I tested a model wherein psychological closeness mediated the negative relationship between power and altruistic helping. I also proposed two moderators--physical distance and relational self-construal--to moderate this relationship, specifically by interacting with power to influence psychological closeness. First of all, this study did not support the proposition that power was negatively related to helping. Power was not associated with helping in the lab setting; perceptions of power measures were positively associated with helping whereas most of the measures of status and relative power were not associated with helping. Second, I did not find support for the model wherein psychological closeness mediated the negative relationship between power and helping in both the lab setting and the field setting. Third, neither physical distance nor relational self-construal was a significant moderator of the relationship between power and psychological closeness. Therefore, the association between power and helping via psychological closeness did not vary by either of the moderators.
University of Minnesota Ph.D. dissertation. September 2013. Major: Human Resources and Industrial Relations. Advisor: Joyce E. Bono. 1 computer file (PDF); viii, 238 pages, appendices A-H.
Yoon, Jeehyun David.
Power and altruistic helping in organizations: roles of psychological closeness, workplace design, and relational self-construal.
Retrieved from the University of Minnesota Digital Conservancy,

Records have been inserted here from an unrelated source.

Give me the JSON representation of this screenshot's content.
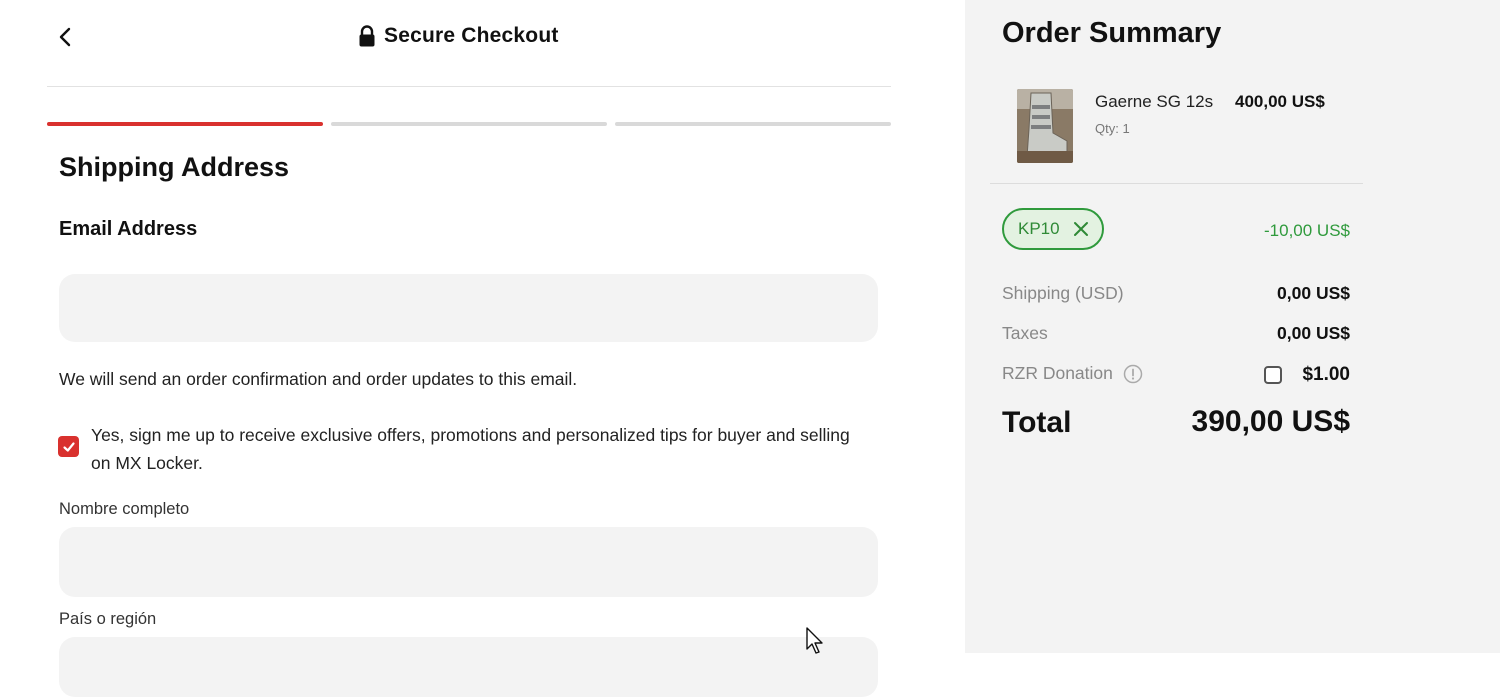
{
  "header": {
    "back_icon": "chevron-left-icon",
    "lock_icon": "lock-icon",
    "title": "Secure Checkout"
  },
  "progress": {
    "steps_total": 3,
    "current_step": 1,
    "accent_color": "#d9312e"
  },
  "form": {
    "section_title": "Shipping Address",
    "email": {
      "label": "Email Address",
      "value": "",
      "placeholder": ""
    },
    "email_help": "We will send an order confirmation and order updates to this email.",
    "marketing_opt_in": {
      "checked": true,
      "text": "Yes, sign me up to receive exclusive offers, promotions and personalized tips for buyer and selling on MX Locker."
    },
    "full_name": {
      "label": "Nombre completo",
      "value": ""
    },
    "country": {
      "label": "País o región",
      "value": ""
    }
  },
  "summary": {
    "title": "Order Summary",
    "item": {
      "name": "Gaerne SG 12s",
      "price": "400,00 US$",
      "qty": "Qty: 1"
    },
    "coupon": {
      "code": "KP10",
      "discount": "-10,00 US$",
      "color": "#2f9a3c"
    },
    "rows": {
      "shipping_label": "Shipping (USD)",
      "shipping_value": "0,00 US$",
      "taxes_label": "Taxes",
      "taxes_value": "0,00 US$",
      "donation_label": "RZR Donation",
      "donation_amount": "$1.00",
      "donation_checked": false
    },
    "total_label": "Total",
    "total_value": "390,00 US$"
  }
}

Content distributed via the University of Minnesota's Digital Conservancy may be subject to additional license and use restrictions applied by the depositor.